EAVI keeps you updated with all the media, information and digital literacy news; initiatives,events, software, books, projects, policy, and whatever else we find relating to media literacy in Europe and beyond.
Fake News Video Game
A new browser-based game, Fake It To Make It, is a virutal exploration of how fake news sausage gets made. Instead of teaching us to dissect fake news (as many news literacy programs have been attempting – see below), Fake It To Make It puts the user in the driver’s seat of a fake news website operation.
The user begins with a small amount of money and has to decide if they will pay for website hosting in order to gain credibility or use that money for advertising or something else. From there we start looking for news articles to copy/paste onto our site and think about how to monetise our news empire with various advertising options and dissemination through Fakebook groups where we might find sympathetic eyes to click and share our content.
The game’s creator, Amanda Warner says she was inspired by a story from Buzzfeed about Macedonian teenagers making Google ad money from publishing fake news in the lead up to the 2016 US election.
Cybersimple is a new initiative in Belgium from Google and Test Achats.

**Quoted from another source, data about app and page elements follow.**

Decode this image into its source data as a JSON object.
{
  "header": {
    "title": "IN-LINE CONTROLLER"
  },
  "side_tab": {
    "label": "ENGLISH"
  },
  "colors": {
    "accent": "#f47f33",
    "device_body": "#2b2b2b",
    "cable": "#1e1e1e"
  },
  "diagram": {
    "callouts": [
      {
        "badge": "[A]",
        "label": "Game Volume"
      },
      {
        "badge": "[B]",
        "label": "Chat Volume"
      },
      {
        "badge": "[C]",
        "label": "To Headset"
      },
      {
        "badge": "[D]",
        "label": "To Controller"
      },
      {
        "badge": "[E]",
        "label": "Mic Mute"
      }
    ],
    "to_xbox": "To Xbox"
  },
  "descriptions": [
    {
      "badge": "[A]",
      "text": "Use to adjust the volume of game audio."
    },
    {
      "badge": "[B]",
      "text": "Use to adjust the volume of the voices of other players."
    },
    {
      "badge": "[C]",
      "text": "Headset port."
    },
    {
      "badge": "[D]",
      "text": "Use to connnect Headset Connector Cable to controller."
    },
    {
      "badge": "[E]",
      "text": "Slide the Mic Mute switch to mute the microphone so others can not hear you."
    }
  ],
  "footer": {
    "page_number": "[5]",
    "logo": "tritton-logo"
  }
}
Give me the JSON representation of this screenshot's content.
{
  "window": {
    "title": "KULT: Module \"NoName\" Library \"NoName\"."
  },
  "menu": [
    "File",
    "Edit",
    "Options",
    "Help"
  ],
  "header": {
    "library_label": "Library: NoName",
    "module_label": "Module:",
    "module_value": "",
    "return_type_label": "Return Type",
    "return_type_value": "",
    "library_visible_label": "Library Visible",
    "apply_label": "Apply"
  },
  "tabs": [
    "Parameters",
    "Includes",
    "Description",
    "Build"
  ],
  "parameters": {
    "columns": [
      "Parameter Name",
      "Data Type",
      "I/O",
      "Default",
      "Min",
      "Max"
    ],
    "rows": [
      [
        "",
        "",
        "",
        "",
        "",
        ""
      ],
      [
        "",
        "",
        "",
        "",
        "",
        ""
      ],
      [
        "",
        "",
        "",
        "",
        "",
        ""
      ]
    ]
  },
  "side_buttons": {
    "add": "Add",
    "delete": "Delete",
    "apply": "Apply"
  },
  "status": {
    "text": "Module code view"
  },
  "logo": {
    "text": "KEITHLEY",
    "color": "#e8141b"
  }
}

The website offers internet safety tips in French, Dutch and English on an interactive grid-like platform. You can easily find tips and instructions on using a password manager, why you should check for https protocol when making online purchases, covering your webcam and lots more. Check it out here.
Report on news literacy actions from outside the US
A recent report from WAN-IFRA with The American Press Institute put together this Google document of 131 different news literacy initiatives from around the world, including many in Europe.
Check out the document here to see which news literacy programs are in your country.
News and media literacy the way it’s always been taught may not be the right response to fake news woes
Over at Nieman Lab Shan Wang points out that despite the recent attention given to fake news, academics have been ‘plugging away’ at the problem for years. He speaks to professor Paul Mihailidis, whose research covers how people consume information online, and finds out about the complexities of teaching